REQUIRED ACTION >>
Could you set down the records below exactly as they are, with no pictures?

SOURCE RECORDS >>
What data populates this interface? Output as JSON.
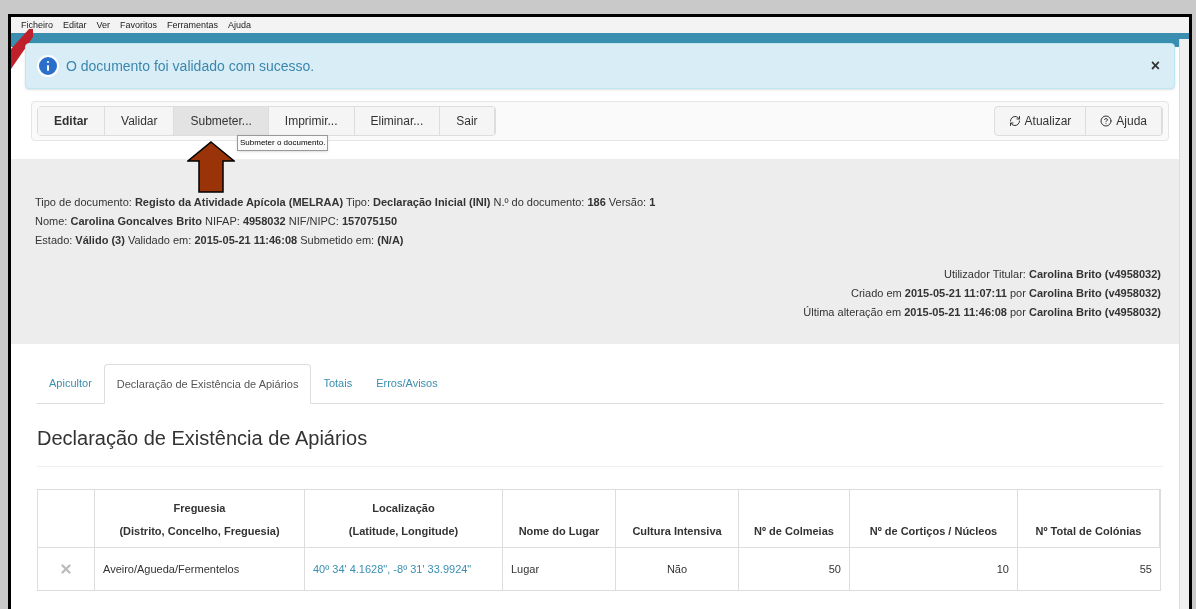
{
  "menu_bar": [
    "Ficheiro",
    "Editar",
    "Ver",
    "Favoritos",
    "Ferramentas",
    "Ajuda"
  ],
  "alert": {
    "message": "O documento foi validado com sucesso.",
    "close": "×"
  },
  "toolbar": {
    "left": [
      {
        "label": "Editar",
        "bold": true,
        "selected": false
      },
      {
        "label": "Validar",
        "bold": false,
        "selected": false
      },
      {
        "label": "Submeter...",
        "bold": false,
        "selected": true
      },
      {
        "label": "Imprimir...",
        "bold": false,
        "selected": false
      },
      {
        "label": "Eliminar...",
        "bold": false,
        "selected": false
      },
      {
        "label": "Sair",
        "bold": false,
        "selected": false
      }
    ],
    "right": [
      {
        "label": "Atualizar",
        "kind": "refresh"
      },
      {
        "label": "Ajuda",
        "kind": "help"
      }
    ],
    "tooltip": "Submeter o documento."
  },
  "header": {
    "left": [
      "Tipo de documento: **Registo da Atividade Apícola (MELRAA)** Tipo: **Declaração Inicial (INI)** N.º do documento: **186** Versão: **1**",
      "Nome: **Carolina Goncalves Brito** NIFAP: **4958032** NIF/NIPC: **157075150**",
      "Estado: **Válido (3)** Validado em: **2015-05-21 11:46:08** Submetido em: **(N/A)**"
    ],
    "right": [
      "Utilizador Titular: **Carolina Brito (v4958032)**",
      "Criado em **2015-05-21 11:07:11** por **Carolina Brito (v4958032)**",
      "Última alteração em **2015-05-21 11:46:08** por **Carolina Brito (v4958032)**"
    ]
  },
  "tabs": [
    {
      "label": "Apicultor",
      "selected": false
    },
    {
      "label": "Declaração de Existência de Apiários",
      "selected": true
    },
    {
      "label": "Totais",
      "selected": false
    },
    {
      "label": "Erros/Avisos",
      "selected": false
    }
  ],
  "heading": "Declaração de Existência de Apiários",
  "table": {
    "columns": [
      {},
      {
        "lines": [
          "Freguesia",
          "(Distrito, Concelho, Freguesia)"
        ]
      },
      {
        "lines": [
          "Localização",
          "(Latitude, Longitude)"
        ]
      },
      {
        "lines": [
          "Nome do Lugar"
        ]
      },
      {
        "lines": [
          "Cultura Intensiva"
        ]
      },
      {
        "lines": [
          "Nº de Colmeias"
        ]
      },
      {
        "lines": [
          "Nº de Cortiços / Núcleos"
        ]
      },
      {
        "lines": [
          "Nº Total de Colónias"
        ]
      }
    ],
    "rows": [
      {
        "freguesia": "Aveiro/Agueda/Fermentelos",
        "localizacao": "40º 34' 4.1628\", -8º 31' 33.9924\"",
        "lugar": "Lugar",
        "cultura": "Não",
        "colmeias": "50",
        "corticos": "10",
        "total": "55"
      }
    ]
  }
}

EXERCISE ANSWER >>
What data populates this interface? Output as JSON.
{
  "menu_bar": [
    "Ficheiro",
    "Editar",
    "Ver",
    "Favoritos",
    "Ferramentas",
    "Ajuda"
  ],
  "alert": {
    "message": "O documento foi validado com sucesso.",
    "close": "×"
  },
  "toolbar": {
    "left": [
      {
        "label": "Editar",
        "bold": true,
        "selected": false
      },
      {
        "label": "Validar",
        "bold": false,
        "selected": false
      },
      {
        "label": "Submeter...",
        "bold": false,
        "selected": true
      },
      {
        "label": "Imprimir...",
        "bold": false,
        "selected": false
      },
      {
        "label": "Eliminar...",
        "bold": false,
        "selected": false
      },
      {
        "label": "Sair",
        "bold": false,
        "selected": false
      }
    ],
    "right": [
      {
        "label": "Atualizar",
        "kind": "refresh"
      },
      {
        "label": "Ajuda",
        "kind": "help"
      }
    ],
    "tooltip": "Submeter o documento."
  },
  "header": {
    "left": [
      "Tipo de documento: **Registo da Atividade Apícola (MELRAA)** Tipo: **Declaração Inicial (INI)** N.º do documento: **186** Versão: **1**",
      "Nome: **Carolina Goncalves Brito** NIFAP: **4958032** NIF/NIPC: **157075150**",
      "Estado: **Válido (3)** Validado em: **2015-05-21 11:46:08** Submetido em: **(N/A)**"
    ],
    "right": [
      "Utilizador Titular: **Carolina Brito (v4958032)**",
      "Criado em **2015-05-21 11:07:11** por **Carolina Brito (v4958032)**",
      "Última alteração em **2015-05-21 11:46:08** por **Carolina Brito (v4958032)**"
    ]
  },
  "tabs": [
    {
      "label": "Apicultor",
      "selected": false
    },
    {
      "label": "Declaração de Existência de Apiários",
      "selected": true
    },
    {
      "label": "Totais",
      "selected": false
    },
    {
      "label": "Erros/Avisos",
      "selected": false
    }
  ],
  "heading": "Declaração de Existência de Apiários",
  "table": {
    "columns": [
      {},
      {
        "lines": [
          "Freguesia",
          "(Distrito, Concelho, Freguesia)"
        ]
      },
      {
        "lines": [
          "Localização",
          "(Latitude, Longitude)"
        ]
      },
      {
        "lines": [
          "Nome do Lugar"
        ]
      },
      {
        "lines": [
          "Cultura Intensiva"
        ]
      },
      {
        "lines": [
          "Nº de Colmeias"
        ]
      },
      {
        "lines": [
          "Nº de Cortiços / Núcleos"
        ]
      },
      {
        "lines": [
          "Nº Total de Colónias"
        ]
      }
    ],
    "rows": [
      {
        "freguesia": "Aveiro/Agueda/Fermentelos",
        "localizacao": "40º 34' 4.1628\", -8º 31' 33.9924\"",
        "lugar": "Lugar",
        "cultura": "Não",
        "colmeias": "50",
        "corticos": "10",
        "total": "55"
      }
    ]
  }
}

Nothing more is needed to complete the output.